> **To do**
Reprint the entries without altering anything.

> **Data records**
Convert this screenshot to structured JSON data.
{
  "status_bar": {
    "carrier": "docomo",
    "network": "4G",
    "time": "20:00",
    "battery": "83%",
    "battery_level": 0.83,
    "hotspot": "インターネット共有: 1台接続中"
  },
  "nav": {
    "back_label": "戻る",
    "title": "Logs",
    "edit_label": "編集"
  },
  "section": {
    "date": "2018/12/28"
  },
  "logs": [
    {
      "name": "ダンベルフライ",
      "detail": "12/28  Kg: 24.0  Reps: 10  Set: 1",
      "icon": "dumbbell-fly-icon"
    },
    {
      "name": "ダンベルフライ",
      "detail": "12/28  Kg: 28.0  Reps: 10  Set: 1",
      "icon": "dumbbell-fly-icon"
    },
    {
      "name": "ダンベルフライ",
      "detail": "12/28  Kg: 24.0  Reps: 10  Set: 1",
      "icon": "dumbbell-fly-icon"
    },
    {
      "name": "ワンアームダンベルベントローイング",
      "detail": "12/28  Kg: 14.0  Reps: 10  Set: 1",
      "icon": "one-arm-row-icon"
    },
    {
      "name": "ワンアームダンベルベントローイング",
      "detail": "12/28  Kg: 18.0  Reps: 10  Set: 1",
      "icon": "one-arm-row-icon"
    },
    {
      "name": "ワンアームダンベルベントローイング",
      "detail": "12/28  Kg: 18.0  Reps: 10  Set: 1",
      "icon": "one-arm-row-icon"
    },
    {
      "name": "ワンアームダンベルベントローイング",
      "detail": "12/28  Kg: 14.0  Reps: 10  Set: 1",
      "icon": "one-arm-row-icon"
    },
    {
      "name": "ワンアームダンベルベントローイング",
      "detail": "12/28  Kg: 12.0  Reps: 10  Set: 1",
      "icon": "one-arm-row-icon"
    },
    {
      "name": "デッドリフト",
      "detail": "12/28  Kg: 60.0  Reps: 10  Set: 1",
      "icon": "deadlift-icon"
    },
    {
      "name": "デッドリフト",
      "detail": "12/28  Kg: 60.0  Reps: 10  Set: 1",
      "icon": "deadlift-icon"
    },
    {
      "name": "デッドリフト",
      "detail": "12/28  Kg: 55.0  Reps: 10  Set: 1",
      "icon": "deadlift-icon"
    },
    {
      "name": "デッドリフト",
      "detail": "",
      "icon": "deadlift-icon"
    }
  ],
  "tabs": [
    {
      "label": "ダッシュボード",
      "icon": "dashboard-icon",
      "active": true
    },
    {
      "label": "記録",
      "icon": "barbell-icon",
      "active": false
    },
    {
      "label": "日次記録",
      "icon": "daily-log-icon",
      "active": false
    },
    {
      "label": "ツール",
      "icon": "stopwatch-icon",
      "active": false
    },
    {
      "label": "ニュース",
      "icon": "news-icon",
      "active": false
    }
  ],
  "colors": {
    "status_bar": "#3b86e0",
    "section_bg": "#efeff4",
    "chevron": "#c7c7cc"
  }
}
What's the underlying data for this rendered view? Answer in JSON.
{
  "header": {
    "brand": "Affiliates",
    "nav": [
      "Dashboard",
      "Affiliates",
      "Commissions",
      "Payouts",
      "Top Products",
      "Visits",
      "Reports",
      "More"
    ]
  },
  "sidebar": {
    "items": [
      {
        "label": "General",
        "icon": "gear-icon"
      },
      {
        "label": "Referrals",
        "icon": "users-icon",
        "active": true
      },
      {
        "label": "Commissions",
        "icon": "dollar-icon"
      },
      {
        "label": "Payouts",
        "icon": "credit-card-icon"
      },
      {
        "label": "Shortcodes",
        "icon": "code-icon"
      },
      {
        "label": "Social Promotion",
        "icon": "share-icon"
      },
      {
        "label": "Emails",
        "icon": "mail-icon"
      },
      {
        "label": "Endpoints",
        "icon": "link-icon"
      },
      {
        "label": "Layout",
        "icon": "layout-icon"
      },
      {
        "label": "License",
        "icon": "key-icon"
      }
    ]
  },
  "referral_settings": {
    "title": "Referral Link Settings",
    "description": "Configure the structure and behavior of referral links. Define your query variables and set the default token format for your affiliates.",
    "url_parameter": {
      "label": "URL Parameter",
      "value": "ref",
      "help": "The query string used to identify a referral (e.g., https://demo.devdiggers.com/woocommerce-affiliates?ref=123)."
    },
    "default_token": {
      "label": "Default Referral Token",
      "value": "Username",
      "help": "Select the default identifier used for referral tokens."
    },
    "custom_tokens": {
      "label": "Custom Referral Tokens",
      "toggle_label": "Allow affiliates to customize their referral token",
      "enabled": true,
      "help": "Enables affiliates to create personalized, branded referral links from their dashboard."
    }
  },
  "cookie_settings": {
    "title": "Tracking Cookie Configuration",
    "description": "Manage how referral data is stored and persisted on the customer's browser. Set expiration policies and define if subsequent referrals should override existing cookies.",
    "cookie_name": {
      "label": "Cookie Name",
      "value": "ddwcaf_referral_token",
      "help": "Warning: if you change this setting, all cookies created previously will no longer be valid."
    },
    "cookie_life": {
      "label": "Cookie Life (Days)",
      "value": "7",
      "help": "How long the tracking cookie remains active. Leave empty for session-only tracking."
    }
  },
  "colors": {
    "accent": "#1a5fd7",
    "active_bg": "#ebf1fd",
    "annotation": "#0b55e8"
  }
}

> **Solution to this task**
Convert this screenshot to structured JSON data.
{
  "status_bar": {
    "carrier": "docomo",
    "network": "4G",
    "time": "20:00",
    "battery": "83%",
    "battery_level": 0.83,
    "hotspot": "インターネット共有: 1台接続中"
  },
  "nav": {
    "back_label": "戻る",
    "title": "Logs",
    "edit_label": "編集"
  },
  "section": {
    "date": "2018/12/28"
  },
  "logs": [
    {
      "name": "ダンベルフライ",
      "detail": "12/28  Kg: 24.0  Reps: 10  Set: 1",
      "icon": "dumbbell-fly-icon"
    },
    {
      "name": "ダンベルフライ",
      "detail": "12/28  Kg: 28.0  Reps: 10  Set: 1",
      "icon": "dumbbell-fly-icon"
    },
    {
      "name": "ダンベルフライ",
      "detail": "12/28  Kg: 24.0  Reps: 10  Set: 1",
      "icon": "dumbbell-fly-icon"
    },
    {
      "name": "ワンアームダンベルベントローイング",
      "detail": "12/28  Kg: 14.0  Reps: 10  Set: 1",
      "icon": "one-arm-row-icon"
    },
    {
      "name": "ワンアームダンベルベントローイング",
      "detail": "12/28  Kg: 18.0  Reps: 10  Set: 1",
      "icon": "one-arm-row-icon"
    },
    {
      "name": "ワンアームダンベルベントローイング",
      "detail": "12/28  Kg: 18.0  Reps: 10  Set: 1",
      "icon": "one-arm-row-icon"
    },
    {
      "name": "ワンアームダンベルベントローイング",
      "detail": "12/28  Kg: 14.0  Reps: 10  Set: 1",
      "icon": "one-arm-row-icon"
    },
    {
      "name": "ワンアームダンベルベントローイング",
      "detail": "12/28  Kg: 12.0  Reps: 10  Set: 1",
      "icon": "one-arm-row-icon"
    },
    {
      "name": "デッドリフト",
      "detail": "12/28  Kg: 60.0  Reps: 10  Set: 1",
      "icon": "deadlift-icon"
    },
    {
      "name": "デッドリフト",
      "detail": "12/28  Kg: 60.0  Reps: 10  Set: 1",
      "icon": "deadlift-icon"
    },
    {
      "name": "デッドリフト",
      "detail": "12/28  Kg: 55.0  Reps: 10  Set: 1",
      "icon": "deadlift-icon"
    },
    {
      "name": "デッドリフト",
      "detail": "",
      "icon": "deadlift-icon"
    }
  ],
  "tabs": [
    {
      "label": "ダッシュボード",
      "icon": "dashboard-icon",
      "active": true
    },
    {
      "label": "記録",
      "icon": "barbell-icon",
      "active": false
    },
    {
      "label": "日次記録",
      "icon": "daily-log-icon",
      "active": false
    },
    {
      "label": "ツール",
      "icon": "stopwatch-icon",
      "active": false
    },
    {
      "label": "ニュース",
      "icon": "news-icon",
      "active": false
    }
  ],
  "colors": {
    "status_bar": "#3b86e0",
    "section_bg": "#efeff4",
    "chevron": "#c7c7cc"
  }
}
What's the underlying data for this rendered view? Answer in JSON.
{
  "header": {
    "brand": "Affiliates",
    "nav": [
      "Dashboard",
      "Affiliates",
      "Commissions",
      "Payouts",
      "Top Products",
      "Visits",
      "Reports",
      "More"
    ]
  },
  "sidebar": {
    "items": [
      {
        "label": "General",
        "icon": "gear-icon"
      },
      {
        "label": "Referrals",
        "icon": "users-icon",
        "active": true
      },
      {
        "label": "Commissions",
        "icon": "dollar-icon"
      },
      {
        "label": "Payouts",
        "icon": "credit-card-icon"
      },
      {
        "label": "Shortcodes",
        "icon": "code-icon"
      },
      {
        "label": "Social Promotion",
        "icon": "share-icon"
      },
      {
        "label": "Emails",
        "icon": "mail-icon"
      },
      {
        "label": "Endpoints",
        "icon": "link-icon"
      },
      {
        "label": "Layout",
        "icon": "layout-icon"
      },
      {
        "label": "License",
        "icon": "key-icon"
      }
    ]
  },
  "referral_settings": {
    "title": "Referral Link Settings",
    "description": "Configure the structure and behavior of referral links. Define your query variables and set the default token format for your affiliates.",
    "url_parameter": {
      "label": "URL Parameter",
      "value": "ref",
      "help": "The query string used to identify a referral (e.g., https://demo.devdiggers.com/woocommerce-affiliates?ref=123)."
    },
    "default_token": {
      "label": "Default Referral Token",
      "value": "Username",
      "help": "Select the default identifier used for referral tokens."
    },
    "custom_tokens": {
      "label": "Custom Referral Tokens",
      "toggle_label": "Allow affiliates to customize their referral token",
      "enabled": true,
      "help": "Enables affiliates to create personalized, branded referral links from their dashboard."
    }
  },
  "cookie_settings": {
    "title": "Tracking Cookie Configuration",
    "description": "Manage how referral data is stored and persisted on the customer's browser. Set expiration policies and define if subsequent referrals should override existing cookies.",
    "cookie_name": {
      "label": "Cookie Name",
      "value": "ddwcaf_referral_token",
      "help": "Warning: if you change this setting, all cookies created previously will no longer be valid."
    },
    "cookie_life": {
      "label": "Cookie Life (Days)",
      "value": "7",
      "help": "How long the tracking cookie remains active. Leave empty for session-only tracking."
    }
  },
  "colors": {
    "accent": "#1a5fd7",
    "active_bg": "#ebf1fd",
    "annotation": "#0b55e8"
  }
}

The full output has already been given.